TASK
What lines of the data below include the word "from"? Report them by copying each.
=== EXCERPTED RECORDS ===
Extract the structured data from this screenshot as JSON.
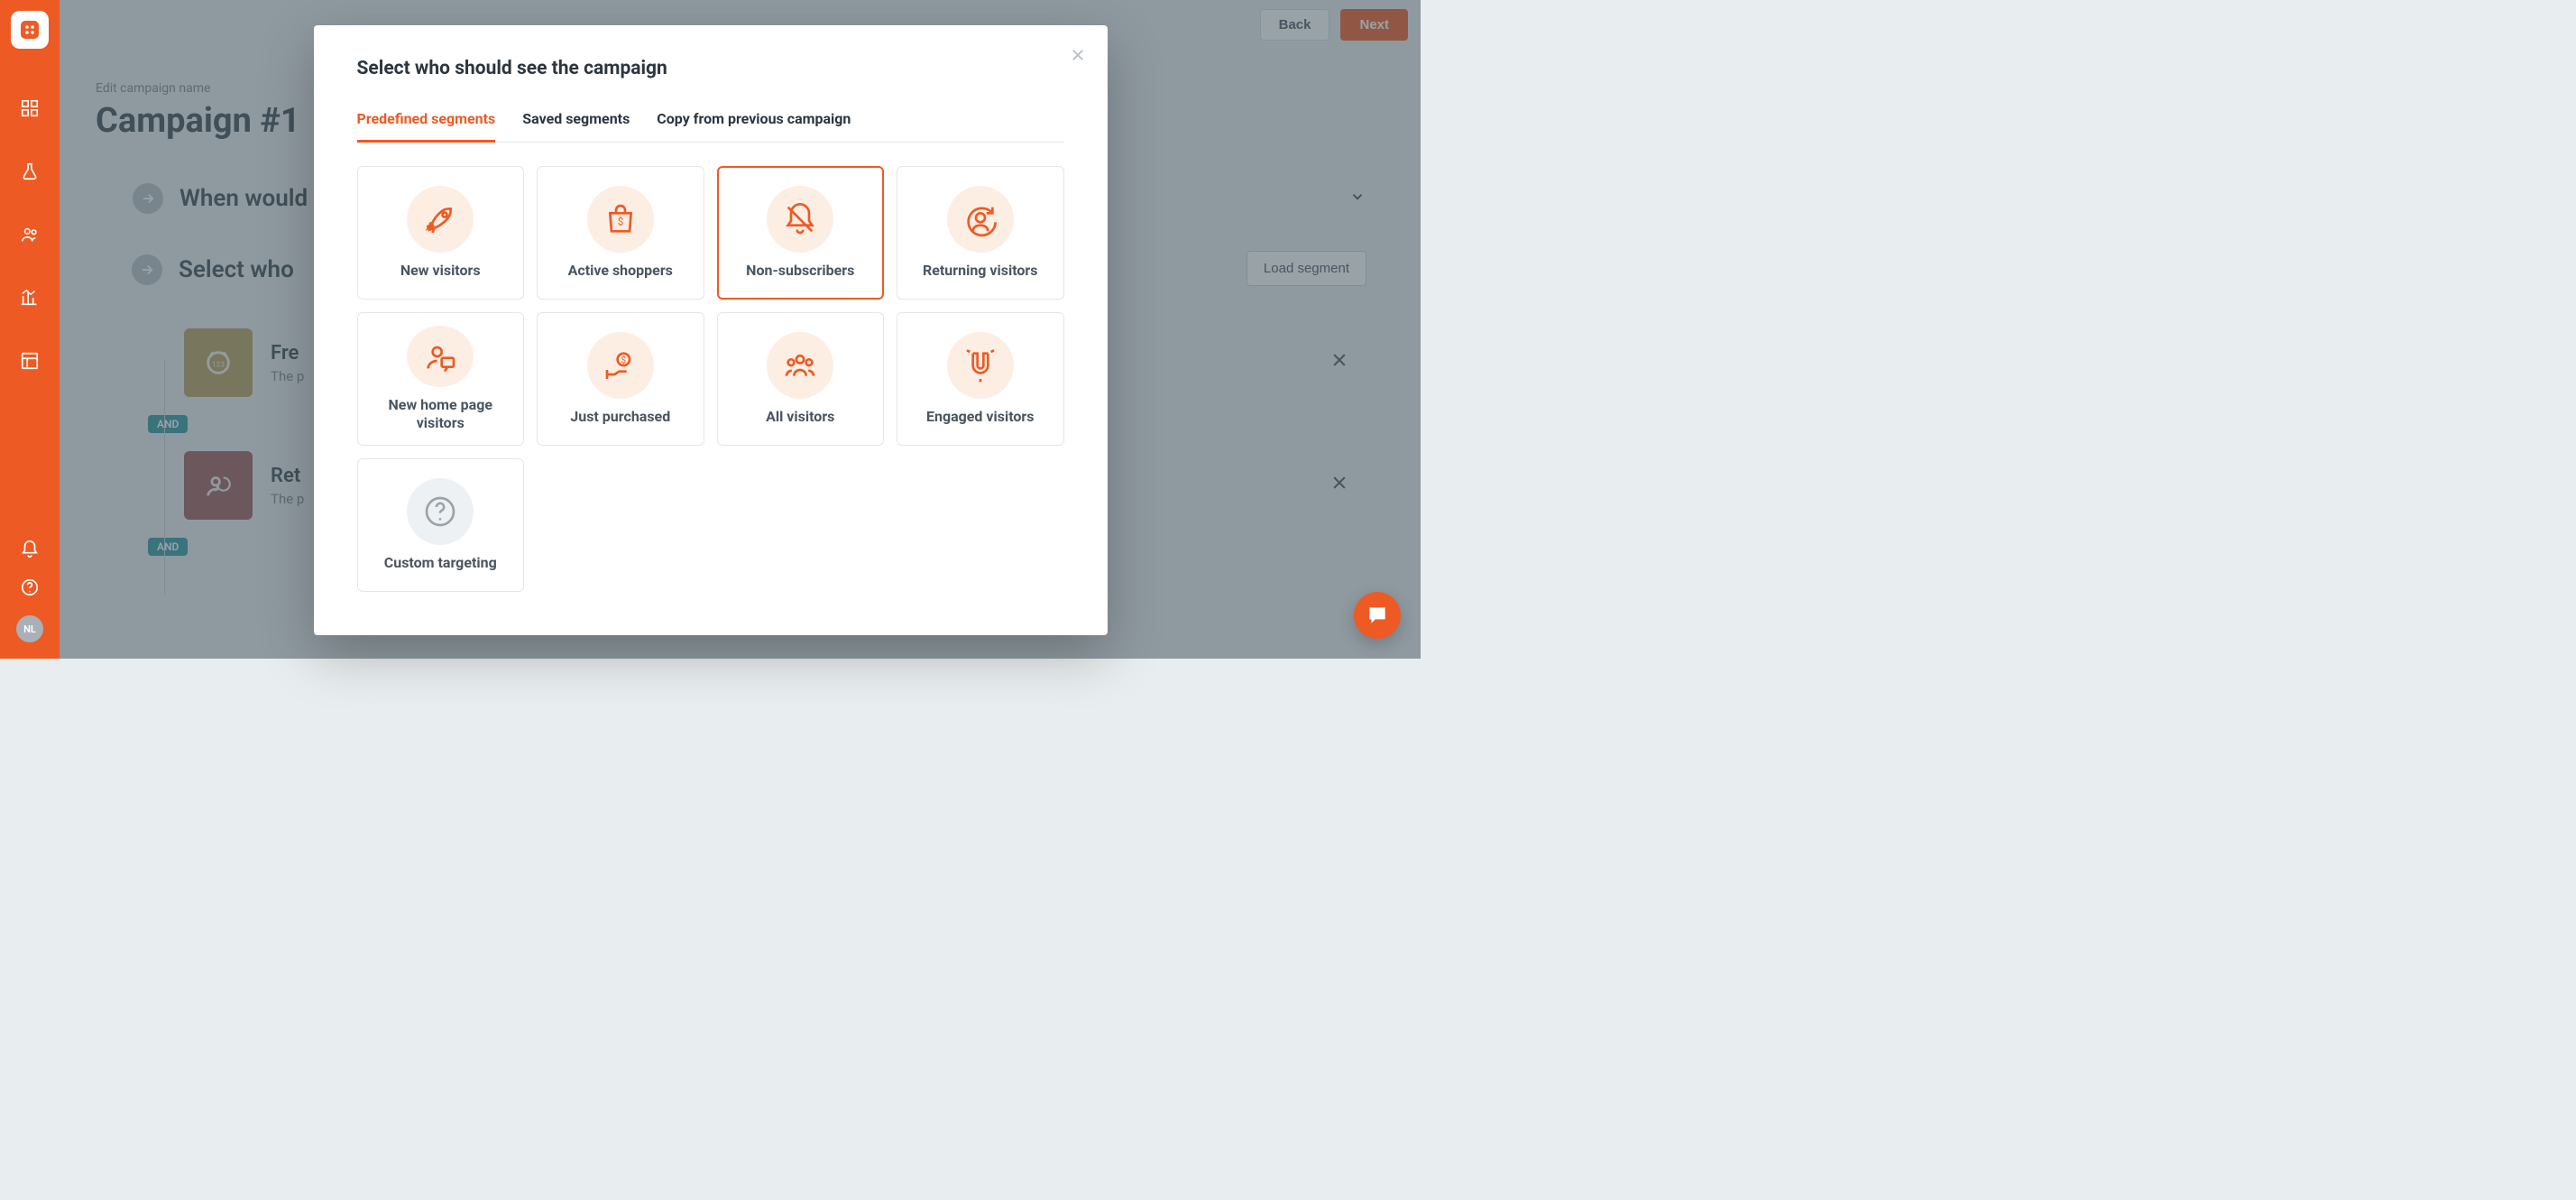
{
  "sidebar": {
    "avatar_initials": "NL"
  },
  "header": {
    "back_label": "Back",
    "next_label": "Next",
    "edit_label": "Edit campaign name",
    "title": "Campaign #1"
  },
  "sections": {
    "when": {
      "title": "When would"
    },
    "who": {
      "title": "Select who",
      "load_segment": "Load segment"
    }
  },
  "rules": {
    "and_label": "AND",
    "freq": {
      "title": "Fre",
      "sub": "The p"
    },
    "ret": {
      "title": "Ret",
      "sub": "The p"
    }
  },
  "modal": {
    "title": "Select who should see the campaign",
    "tabs": {
      "predefined": "Predefined segments",
      "saved": "Saved segments",
      "copy": "Copy from previous campaign"
    },
    "segments": {
      "new_visitors": "New visitors",
      "active_shoppers": "Active shoppers",
      "non_subscribers": "Non-subscribers",
      "returning_visitors": "Returning visitors",
      "new_home": "New home page visitors",
      "just_purchased": "Just purchased",
      "all_visitors": "All visitors",
      "engaged_visitors": "Engaged visitors",
      "custom_targeting": "Custom targeting"
    }
  }
}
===
REPLY
Extract the structured data from this screenshot as JSON.
      "copy": "Copy from previous campaign"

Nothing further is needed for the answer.